» **WHAT YOU ARE ASKED TO DO**
Restate all data exactly. No images.

-- Opening Marker --

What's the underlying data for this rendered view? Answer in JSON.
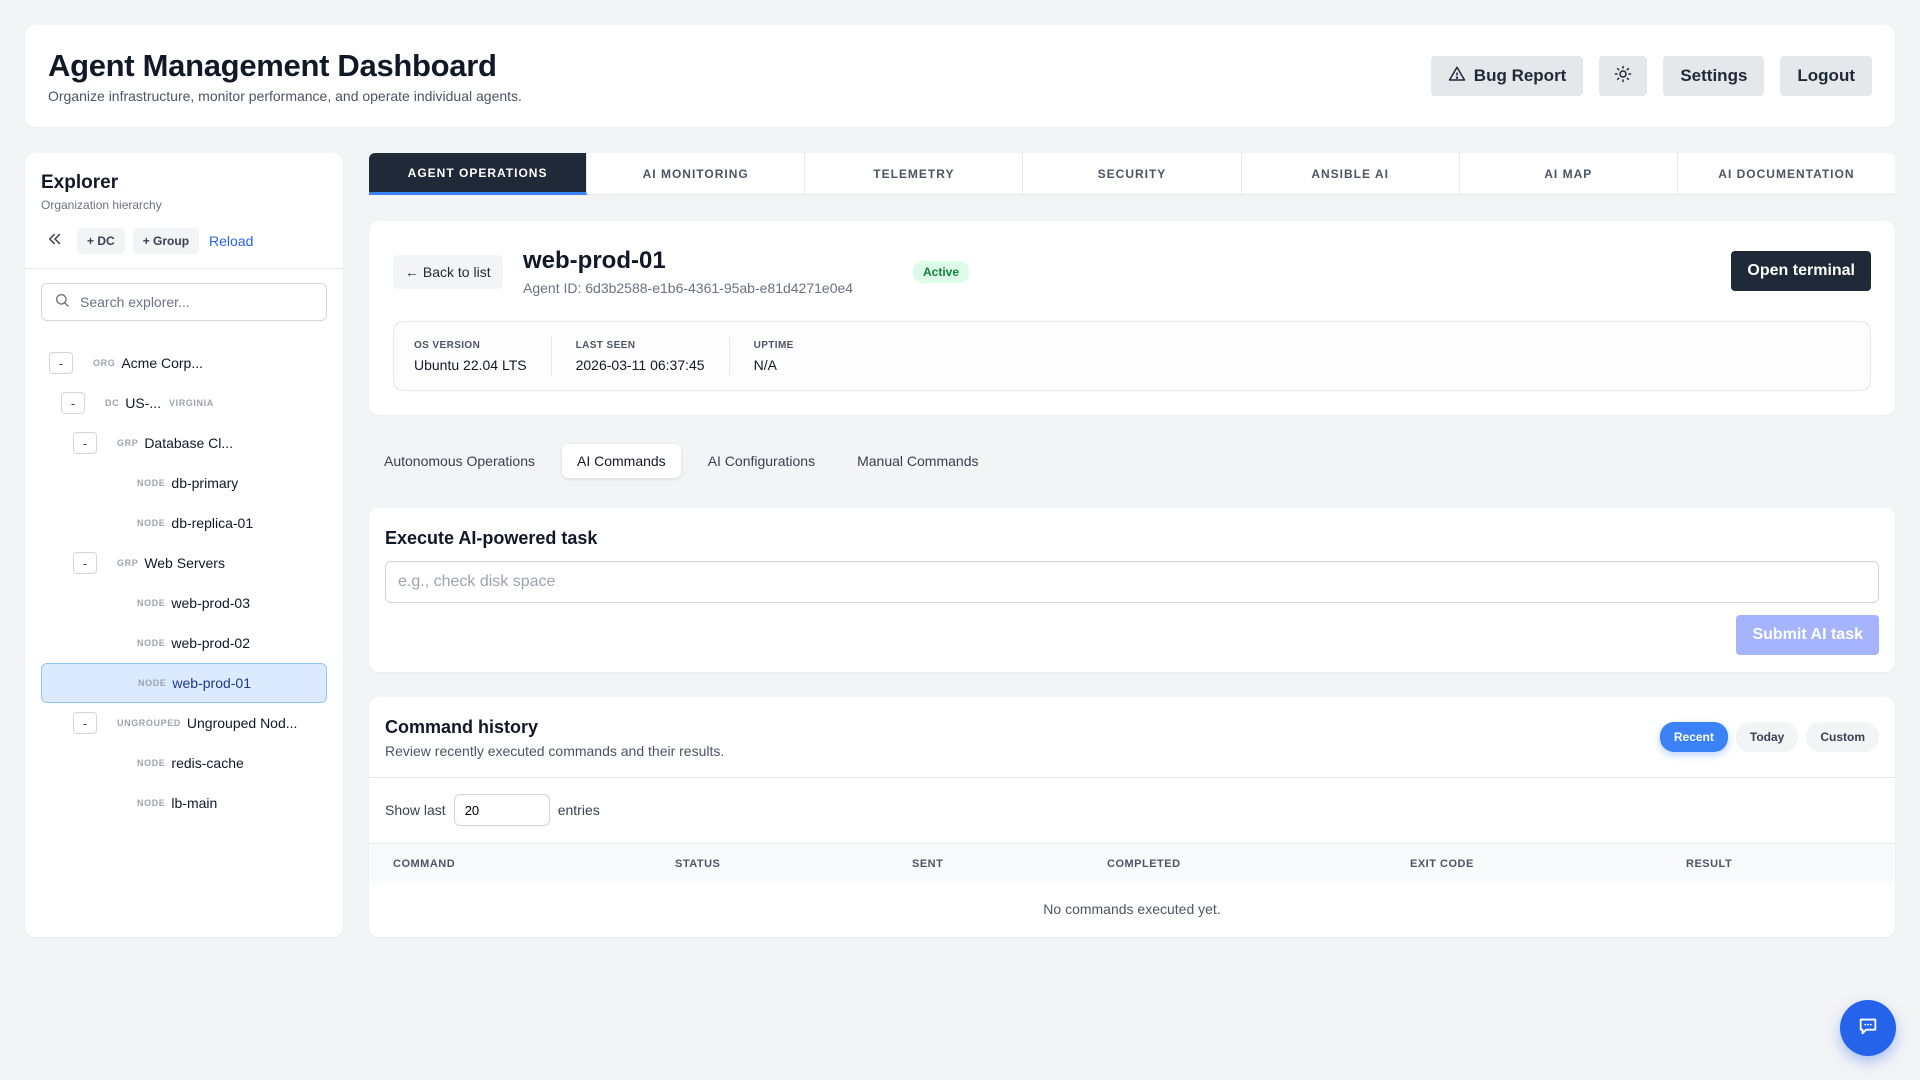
{
  "header": {
    "title": "Agent Management Dashboard",
    "subtitle": "Organize infrastructure, monitor performance, and operate individual agents.",
    "bug_report_label": "Bug Report",
    "settings_label": "Settings",
    "logout_label": "Logout"
  },
  "sidebar": {
    "title": "Explorer",
    "subtitle": "Organization hierarchy",
    "add_dc_label": "+ DC",
    "add_group_label": "+ Group",
    "reload_label": "Reload",
    "search_placeholder": "Search explorer...",
    "tree": [
      {
        "type": "ORG",
        "label": "Acme Corp...",
        "sub": "",
        "toggle": "-"
      },
      {
        "type": "DC",
        "label": "US-...",
        "sub": "VIRGINIA",
        "toggle": "-"
      },
      {
        "type": "GRP",
        "label": "Database Cl...",
        "sub": "",
        "toggle": "-"
      },
      {
        "type": "NODE",
        "label": "db-primary",
        "sub": "",
        "toggle": ""
      },
      {
        "type": "NODE",
        "label": "db-replica-01",
        "sub": "",
        "toggle": ""
      },
      {
        "type": "GRP",
        "label": "Web Servers",
        "sub": "",
        "toggle": "-"
      },
      {
        "type": "NODE",
        "label": "web-prod-03",
        "sub": "",
        "toggle": ""
      },
      {
        "type": "NODE",
        "label": "web-prod-02",
        "sub": "",
        "toggle": ""
      },
      {
        "type": "NODE",
        "label": "web-prod-01",
        "sub": "",
        "toggle": ""
      },
      {
        "type": "UNGROUPED",
        "label": "Ungrouped Nod...",
        "sub": "",
        "toggle": "-"
      },
      {
        "type": "NODE",
        "label": "redis-cache",
        "sub": "",
        "toggle": ""
      },
      {
        "type": "NODE",
        "label": "lb-main",
        "sub": "",
        "toggle": ""
      }
    ]
  },
  "main_tabs": [
    {
      "label": "AGENT OPERATIONS",
      "active": true
    },
    {
      "label": "AI MONITORING",
      "active": false
    },
    {
      "label": "TELEMETRY",
      "active": false
    },
    {
      "label": "SECURITY",
      "active": false
    },
    {
      "label": "ANSIBLE AI",
      "active": false
    },
    {
      "label": "AI MAP",
      "active": false
    },
    {
      "label": "AI DOCUMENTATION",
      "active": false
    }
  ],
  "agent": {
    "back_label": "← Back to list",
    "name": "web-prod-01",
    "id_text": "Agent ID: 6d3b2588-e1b6-4361-95ab-e81d4271e0e4",
    "status": "Active",
    "open_terminal_label": "Open terminal",
    "stats": [
      {
        "label": "OS VERSION",
        "value": "Ubuntu 22.04 LTS"
      },
      {
        "label": "LAST SEEN",
        "value": "2026-03-11 06:37:45"
      },
      {
        "label": "UPTIME",
        "value": "N/A"
      }
    ]
  },
  "sub_tabs": [
    {
      "label": "Autonomous Operations",
      "active": false
    },
    {
      "label": "AI Commands",
      "active": true
    },
    {
      "label": "AI Configurations",
      "active": false
    },
    {
      "label": "Manual Commands",
      "active": false
    }
  ],
  "execute": {
    "title": "Execute AI-powered task",
    "placeholder": "e.g., check disk space",
    "submit_label": "Submit AI task"
  },
  "history": {
    "title": "Command history",
    "subtitle": "Review recently executed commands and their results.",
    "filters": [
      {
        "label": "Recent",
        "active": true
      },
      {
        "label": "Today",
        "active": false
      },
      {
        "label": "Custom",
        "active": false
      }
    ],
    "show_last_label": "Show last",
    "show_last_value": "20",
    "entries_label": "entries",
    "columns": [
      "COMMAND",
      "STATUS",
      "SENT",
      "COMPLETED",
      "EXIT CODE",
      "RESULT"
    ],
    "empty_text": "No commands executed yet."
  },
  "colors": {
    "accent": "#3b82f6",
    "dark": "#1f2937",
    "active_badge_bg": "#dcfce7",
    "active_badge_text": "#15803d"
  },
  "icons": [
    "warning-triangle-icon",
    "sun-icon",
    "double-chevron-left-icon",
    "search-icon",
    "chat-icon"
  ]
}
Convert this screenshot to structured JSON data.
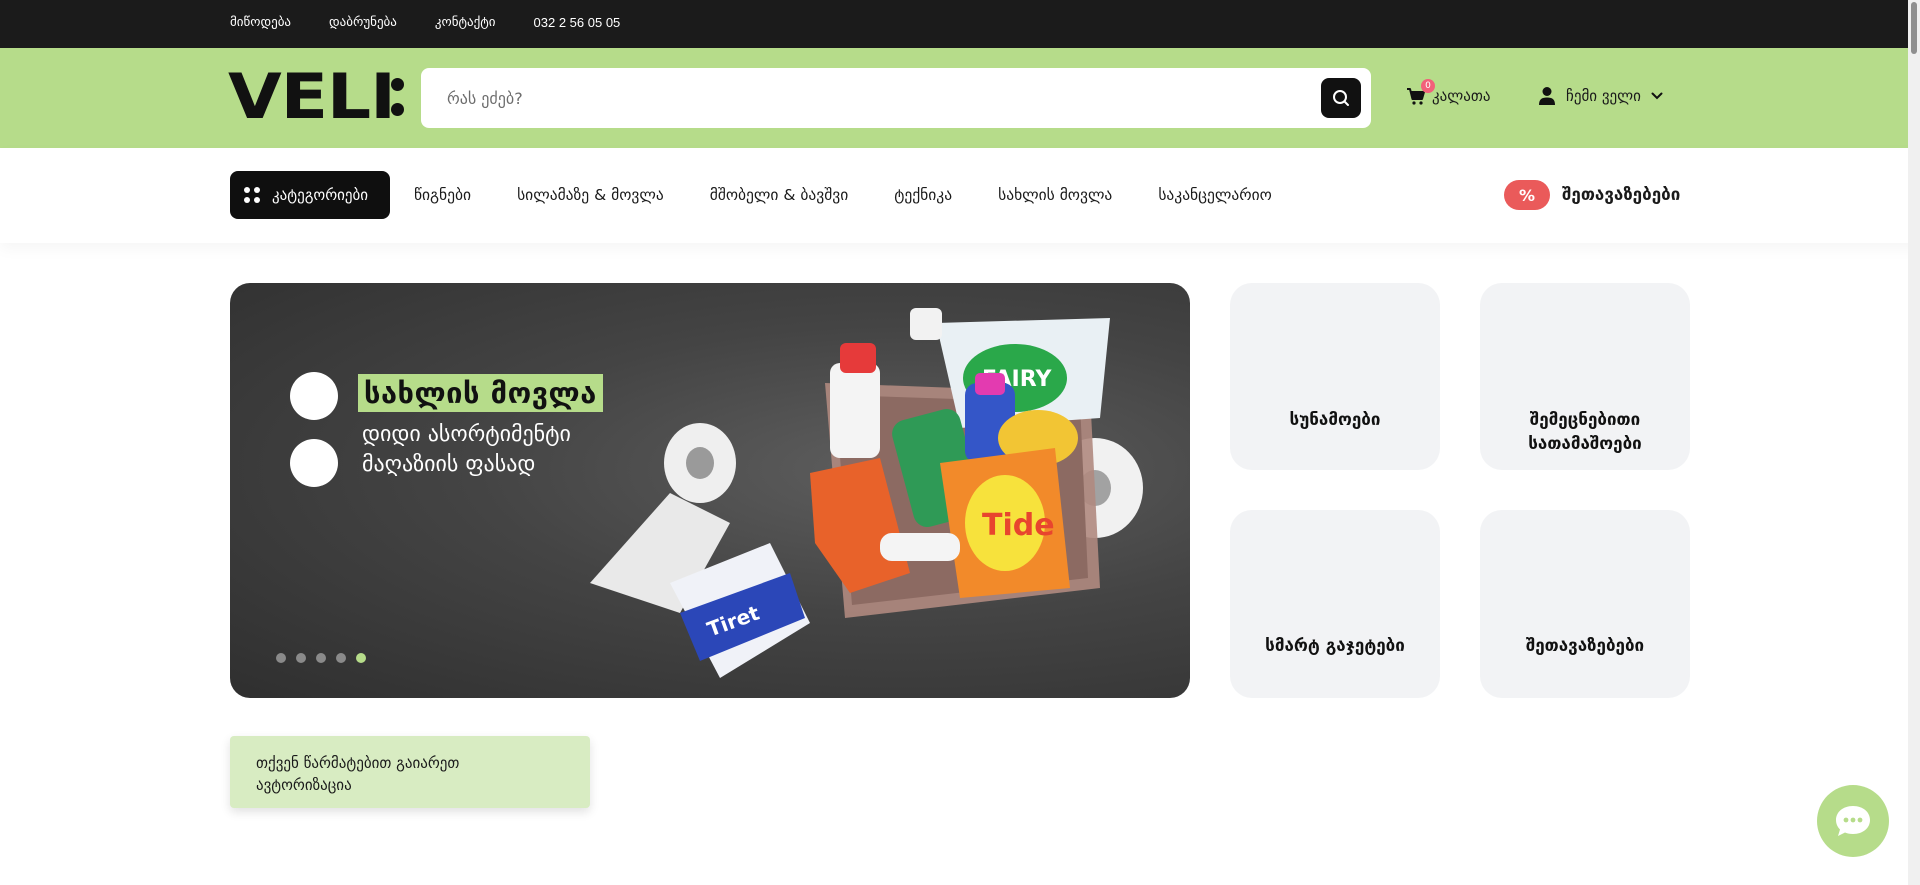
{
  "topbar": {
    "links": [
      "მიწოდება",
      "დაბრუნება",
      "კონტაქტი"
    ],
    "phone": "032 2 56 05 05"
  },
  "header": {
    "logo": "VELI",
    "search_placeholder": "რას ეძებ?",
    "cart_label": "კალათა",
    "cart_count": "0",
    "account_label": "ჩემი ველი"
  },
  "nav": {
    "categories_label": "კატეგორიები",
    "items": [
      "წიგნები",
      "სილამაზე & მოვლა",
      "მშობელი & ბავშვი",
      "ტექნიკა",
      "სახლის მოვლა",
      "საკანცელარიო"
    ],
    "deals_badge": "%",
    "deals_label": "შეთავაზებები"
  },
  "hero": {
    "title": "სახლის მოვლა",
    "subtitle_line1": "დიდი ასორტიმენტი",
    "subtitle_line2": "მაღაზიის ფასად",
    "slide_count": 5,
    "active_slide": 5
  },
  "tiles": [
    "სუნამოები",
    "შემეცნებითი სათამაშოები",
    "სმარტ გაჯეტები",
    "შეთავაზებები"
  ],
  "auth_toast": {
    "line1": "თქვენ წარმატებით გაიარეთ",
    "line2": "ავტორიზაცია"
  },
  "colors": {
    "brand_green": "#b6dc8a",
    "topbar": "#1b1b1b",
    "deals_red": "#ea5a5a",
    "tile_bg": "#f2f3f5"
  },
  "icons": [
    "search-icon",
    "cart-icon",
    "user-icon",
    "chevron-down-icon",
    "grid-icon",
    "chat-icon"
  ]
}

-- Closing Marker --

» **RESULT OF THIS TASK**
What's the underlying data for this rendered view? Answer in JSON.
{
  "header": {
    "title": "Agent Management Dashboard",
    "subtitle": "Organize infrastructure, monitor performance, and operate individual agents.",
    "bug_report_label": "Bug Report",
    "settings_label": "Settings",
    "logout_label": "Logout"
  },
  "sidebar": {
    "title": "Explorer",
    "subtitle": "Organization hierarchy",
    "add_dc_label": "+ DC",
    "add_group_label": "+ Group",
    "reload_label": "Reload",
    "search_placeholder": "Search explorer...",
    "tree": [
      {
        "type": "ORG",
        "label": "Acme Corp...",
        "sub": "",
        "toggle": "-"
      },
      {
        "type": "DC",
        "label": "US-...",
        "sub": "VIRGINIA",
        "toggle": "-"
      },
      {
        "type": "GRP",
        "label": "Database Cl...",
        "sub": "",
        "toggle": "-"
      },
      {
        "type": "NODE",
        "label": "db-primary",
        "sub": "",
        "toggle": ""
      },
      {
        "type": "NODE",
        "label": "db-replica-01",
        "sub": "",
        "toggle": ""
      },
      {
        "type": "GRP",
        "label": "Web Servers",
        "sub": "",
        "toggle": "-"
      },
      {
        "type": "NODE",
        "label": "web-prod-03",
        "sub": "",
        "toggle": ""
      },
      {
        "type": "NODE",
        "label": "web-prod-02",
        "sub": "",
        "toggle": ""
      },
      {
        "type": "NODE",
        "label": "web-prod-01",
        "sub": "",
        "toggle": ""
      },
      {
        "type": "UNGROUPED",
        "label": "Ungrouped Nod...",
        "sub": "",
        "toggle": "-"
      },
      {
        "type": "NODE",
        "label": "redis-cache",
        "sub": "",
        "toggle": ""
      },
      {
        "type": "NODE",
        "label": "lb-main",
        "sub": "",
        "toggle": ""
      }
    ]
  },
  "main_tabs": [
    {
      "label": "AGENT OPERATIONS",
      "active": true
    },
    {
      "label": "AI MONITORING",
      "active": false
    },
    {
      "label": "TELEMETRY",
      "active": false
    },
    {
      "label": "SECURITY",
      "active": false
    },
    {
      "label": "ANSIBLE AI",
      "active": false
    },
    {
      "label": "AI MAP",
      "active": false
    },
    {
      "label": "AI DOCUMENTATION",
      "active": false
    }
  ],
  "agent": {
    "back_label": "← Back to list",
    "name": "web-prod-01",
    "id_text": "Agent ID: 6d3b2588-e1b6-4361-95ab-e81d4271e0e4",
    "status": "Active",
    "open_terminal_label": "Open terminal",
    "stats": [
      {
        "label": "OS VERSION",
        "value": "Ubuntu 22.04 LTS"
      },
      {
        "label": "LAST SEEN",
        "value": "2026-03-11 06:37:45"
      },
      {
        "label": "UPTIME",
        "value": "N/A"
      }
    ]
  },
  "sub_tabs": [
    {
      "label": "Autonomous Operations",
      "active": false
    },
    {
      "label": "AI Commands",
      "active": true
    },
    {
      "label": "AI Configurations",
      "active": false
    },
    {
      "label": "Manual Commands",
      "active": false
    }
  ],
  "execute": {
    "title": "Execute AI-powered task",
    "placeholder": "e.g., check disk space",
    "submit_label": "Submit AI task"
  },
  "history": {
    "title": "Command history",
    "subtitle": "Review recently executed commands and their results.",
    "filters": [
      {
        "label": "Recent",
        "active": true
      },
      {
        "label": "Today",
        "active": false
      },
      {
        "label": "Custom",
        "active": false
      }
    ],
    "show_last_label": "Show last",
    "show_last_value": "20",
    "entries_label": "entries",
    "columns": [
      "COMMAND",
      "STATUS",
      "SENT",
      "COMPLETED",
      "EXIT CODE",
      "RESULT"
    ],
    "empty_text": "No commands executed yet."
  },
  "colors": {
    "accent": "#3b82f6",
    "dark": "#1f2937",
    "active_badge_bg": "#dcfce7",
    "active_badge_text": "#15803d"
  },
  "icons": [
    "warning-triangle-icon",
    "sun-icon",
    "double-chevron-left-icon",
    "search-icon",
    "chat-icon"
  ]
}
Convert this screenshot to structured JSON data.
{
  "topbar": {
    "links": [
      "მიწოდება",
      "დაბრუნება",
      "კონტაქტი"
    ],
    "phone": "032 2 56 05 05"
  },
  "header": {
    "logo": "VELI",
    "search_placeholder": "რას ეძებ?",
    "cart_label": "კალათა",
    "cart_count": "0",
    "account_label": "ჩემი ველი"
  },
  "nav": {
    "categories_label": "კატეგორიები",
    "items": [
      "წიგნები",
      "სილამაზე & მოვლა",
      "მშობელი & ბავშვი",
      "ტექნიკა",
      "სახლის მოვლა",
      "საკანცელარიო"
    ],
    "deals_badge": "%",
    "deals_label": "შეთავაზებები"
  },
  "hero": {
    "title": "სახლის მოვლა",
    "subtitle_line1": "დიდი ასორტიმენტი",
    "subtitle_line2": "მაღაზიის ფასად",
    "slide_count": 5,
    "active_slide": 5
  },
  "tiles": [
    "სუნამოები",
    "შემეცნებითი სათამაშოები",
    "სმარტ გაჯეტები",
    "შეთავაზებები"
  ],
  "auth_toast": {
    "line1": "თქვენ წარმატებით გაიარეთ",
    "line2": "ავტორიზაცია"
  },
  "colors": {
    "brand_green": "#b6dc8a",
    "topbar": "#1b1b1b",
    "deals_red": "#ea5a5a",
    "tile_bg": "#f2f3f5"
  },
  "icons": [
    "search-icon",
    "cart-icon",
    "user-icon",
    "chevron-down-icon",
    "grid-icon",
    "chat-icon"
  ]
}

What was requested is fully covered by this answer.